Title: Manure management in reduced tillage and grassland systems: A review Authors
|Maguire, Rory -|
|Beegle, Doug -|
|Brandt, Robin -|
|Mcgrath, Josh -|
|Ketterings, Quirine -|
Submitted to: Journal of Environmental Quality
Publication Type: Peer Reviewed Journal
Publication Acceptance Date: February 1, 2010
Publication Date: March 1, 2011
Citation: Maguire, R.O., Kleinman, P.J.A., Dell, C.J., Beegle, D.B., Brandt, R.C., Mcgrath, J.M., Ketterings, Q.M. 2011. Manure management in reduced tillage and grassland systems: A review. Journal of Environmental Quality. 40:292-301. Interpretive Summary: Managing land application of manures remains one of the most challenging aspects of livestock production. Technologies to apply manures to agricultural soils, and our understanding of how these technologies fit into reduced tillage systems, are rapidly evolving. This paper provides a comprehensive review of manure management in farming systems where tillage cannot be used to incorporate the manures, highlighting production and environmental concerns.
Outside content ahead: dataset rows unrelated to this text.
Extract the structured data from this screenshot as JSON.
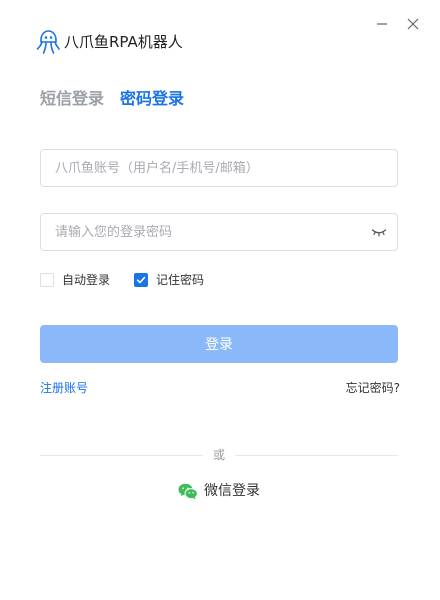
{
  "app": {
    "title": "八爪鱼RPA机器人",
    "logo_icon": "octopus-robot-icon",
    "brand_color": "#1a73e8"
  },
  "window_controls": {
    "minimize_icon": "minimize-icon",
    "close_icon": "close-icon"
  },
  "tabs": [
    {
      "label": "短信登录",
      "active": false
    },
    {
      "label": "密码登录",
      "active": true
    }
  ],
  "form": {
    "account": {
      "value": "",
      "placeholder": "八爪鱼账号（用户名/手机号/邮箱）"
    },
    "password": {
      "value": "",
      "placeholder": "请输入您的登录密码",
      "toggle_icon": "eye-closed-icon"
    },
    "auto_login": {
      "label": "自动登录",
      "checked": false
    },
    "remember_password": {
      "label": "记住密码",
      "checked": true
    },
    "submit_label": "登录",
    "submit_color": "#8ab8f8"
  },
  "links": {
    "register": "注册账号",
    "forgot_password": "忘记密码?"
  },
  "divider_text": "或",
  "wechat": {
    "label": "微信登录",
    "icon": "wechat-icon",
    "icon_color": "#3ebb5b"
  }
}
Technical Abstract: Managing manure in reduced tillage systems remains a major concern, because tillage has traditionally been used to incorporate manure. Surface applied manure that is not incorporated into soil provides inefficient delivery of manure nutrients to crops due to environmental losses of nutrients and serves as a major source of nuisance odors. An array of technologies exists to facilitate the incorporation of liquid manures into soil with restricted or minor soil disturbance, many of which are new: shallow disk injection; chisel injection; aeration infiltration; pressure injection. We summarize what is known about the performance of these technologies with respect to agronomic, soil and environmental variables. Compared with surface application of manures, injecting manure can decrease ammonia emissions, odors and nutrient losses in runoff. Soil aeration is less consistent in its benefits, but refining its method of use and timing relative to manure application may improve its effectiveness. Many technologies are now available and our findings point to significant trade-offs in various manure incorporation technologies and highlight context-specific trade-offs. Placing manure under the soil surface offers much promise to improve nitrogen use efficiency through less ammonia volatilization, reduced odors and decreased nutrient losses in runoff, relative to surface application. There are significant gaps in our knowledge as many of these technologies are new, and we propose the development of a standardized protocol for evaluating implements so that studies can more easily be compared.